Greg Jones Ellis gives great physical comedy as the Monsignor. Solid and demure at the beginning, he becomes a flashy DJ as the music entrances him, dancing out into the aisles after introducing the choir.
Josh Mooney plays Eddie, Deloris’ cop friend, with a shy, innocent demeanor. Always carrying a handkerchief from a childhood nickname, he charmingly stumbles in protecting Deloris. In “I Could Be That Guy,” while dancing like John Travolta and Elvis Presley, he sings of his desire to be the smooth-talking tough guy who always gets the girl. There’s a touching moment towards the end when he and Deloris grow closer, with him affectionately stroking her hand.
April Joy Vester has done a wonderful job as Set Designer, creating a simple but effective set. Five panels resembling stained glass take up the stage, with brick walling on the other side to represent a nightclub, bar, or bedroom.

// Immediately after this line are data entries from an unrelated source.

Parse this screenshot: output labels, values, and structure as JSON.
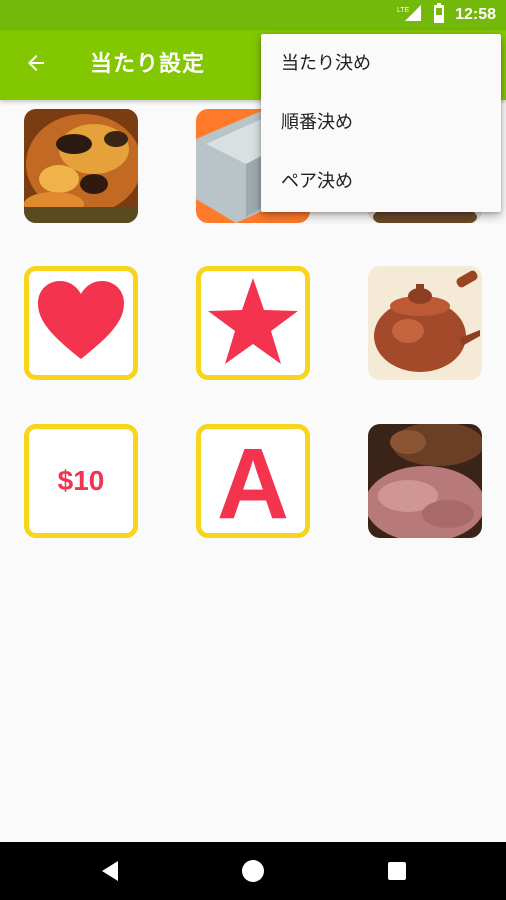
{
  "status_bar": {
    "time": "12:58",
    "network_label": "LTE"
  },
  "app_bar": {
    "title": "当たり設定",
    "back_icon": "arrow-left-icon"
  },
  "popup_menu": {
    "items": [
      {
        "label": "当たり決め"
      },
      {
        "label": "順番決め"
      },
      {
        "label": "ペア決め"
      }
    ]
  },
  "grid": {
    "items": [
      {
        "type": "photo",
        "subject": "roast-chicken"
      },
      {
        "type": "photo",
        "subject": "gift-box"
      },
      {
        "type": "photo",
        "subject": "food-bowl"
      },
      {
        "type": "icon-card",
        "icon": "heart-icon"
      },
      {
        "type": "icon-card",
        "icon": "star-icon"
      },
      {
        "type": "photo",
        "subject": "teapot"
      },
      {
        "type": "text-card",
        "text": "$10"
      },
      {
        "type": "icon-card",
        "icon": "letter-a-icon",
        "text": "A"
      },
      {
        "type": "photo",
        "subject": "grilled-meat"
      }
    ]
  },
  "colors": {
    "app_bar": "#83c701",
    "status_bar": "#73b80a",
    "card_border": "#f7d51d",
    "accent_red": "#f4334f"
  },
  "nav_bar": {
    "icons": [
      "back-triangle-icon",
      "home-circle-icon",
      "recents-square-icon"
    ]
  }
}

Kaitlyn M. Peacock has done great work as Lighting Designer. The lights help set the mood, making the comic scenes lighter and the serious ones more intense.
Lin Whetzel works well as costumer. The nuns’ habits all look appropriately religious. Deloris’ club outfit is a sparkly beige dress, with big purple boots and a handbag. Both the Monsignor and Mary Lazarus wear cool sunglasses at one point. Eddie has two creative costume changes during his number.
Paige Rammelkamp as Music Director and Clare Shaffer as Director have done excellent work. The actors move around the stage easily and naturally, and sing with joy and energy. They work well with the musicians behind the stage, lyrics and music blending together harmoniously. Everything comes together for an enchanting evening of musical comedy under the stars that will have you clapping along in the end.
Running Time: 2 hours and 45 minutes, with a 15-minute intermission.